## How to complete this task:
Copy out the entries exactly, and wherever a picture appears, leave it out.

⁂

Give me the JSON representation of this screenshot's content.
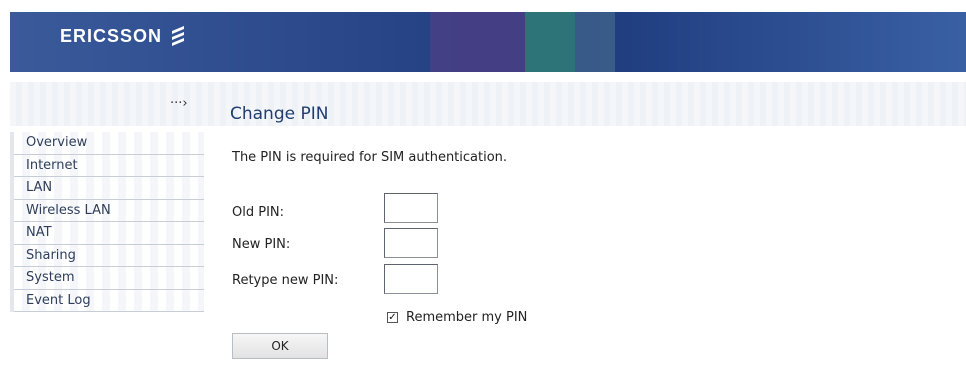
{
  "brand": {
    "name": "ERICSSON",
    "logo_icon": "ericsson-stripes-icon"
  },
  "breadcrumb_arrow": "···›",
  "page": {
    "title": "Change PIN",
    "description": "The PIN is required for SIM authentication."
  },
  "sidebar": {
    "items": [
      {
        "label": "Overview"
      },
      {
        "label": "Internet"
      },
      {
        "label": "LAN"
      },
      {
        "label": "Wireless LAN"
      },
      {
        "label": "NAT"
      },
      {
        "label": "Sharing"
      },
      {
        "label": "System"
      },
      {
        "label": "Event Log"
      }
    ]
  },
  "form": {
    "old_pin_label": "Old PIN:",
    "old_pin_value": "",
    "new_pin_label": "New PIN:",
    "new_pin_value": "",
    "retype_pin_label": "Retype new PIN:",
    "retype_pin_value": "",
    "remember_label": "Remember my PIN",
    "remember_checked": true,
    "ok_label": "OK"
  },
  "colors": {
    "banner": "#2c4a8c",
    "title": "#1f3d6e",
    "sidebar_text": "#2e3e5a"
  }
}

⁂

## Finished exercise:
Give me the JSON representation of this screenshot's content.
{
  "brand": {
    "name": "ERICSSON",
    "logo_icon": "ericsson-stripes-icon"
  },
  "breadcrumb_arrow": "···›",
  "page": {
    "title": "Change PIN",
    "description": "The PIN is required for SIM authentication."
  },
  "sidebar": {
    "items": [
      {
        "label": "Overview"
      },
      {
        "label": "Internet"
      },
      {
        "label": "LAN"
      },
      {
        "label": "Wireless LAN"
      },
      {
        "label": "NAT"
      },
      {
        "label": "Sharing"
      },
      {
        "label": "System"
      },
      {
        "label": "Event Log"
      }
    ]
  },
  "form": {
    "old_pin_label": "Old PIN:",
    "old_pin_value": "",
    "new_pin_label": "New PIN:",
    "new_pin_value": "",
    "retype_pin_label": "Retype new PIN:",
    "retype_pin_value": "",
    "remember_label": "Remember my PIN",
    "remember_checked": true,
    "ok_label": "OK"
  },
  "colors": {
    "banner": "#2c4a8c",
    "title": "#1f3d6e",
    "sidebar_text": "#2e3e5a"
  }
}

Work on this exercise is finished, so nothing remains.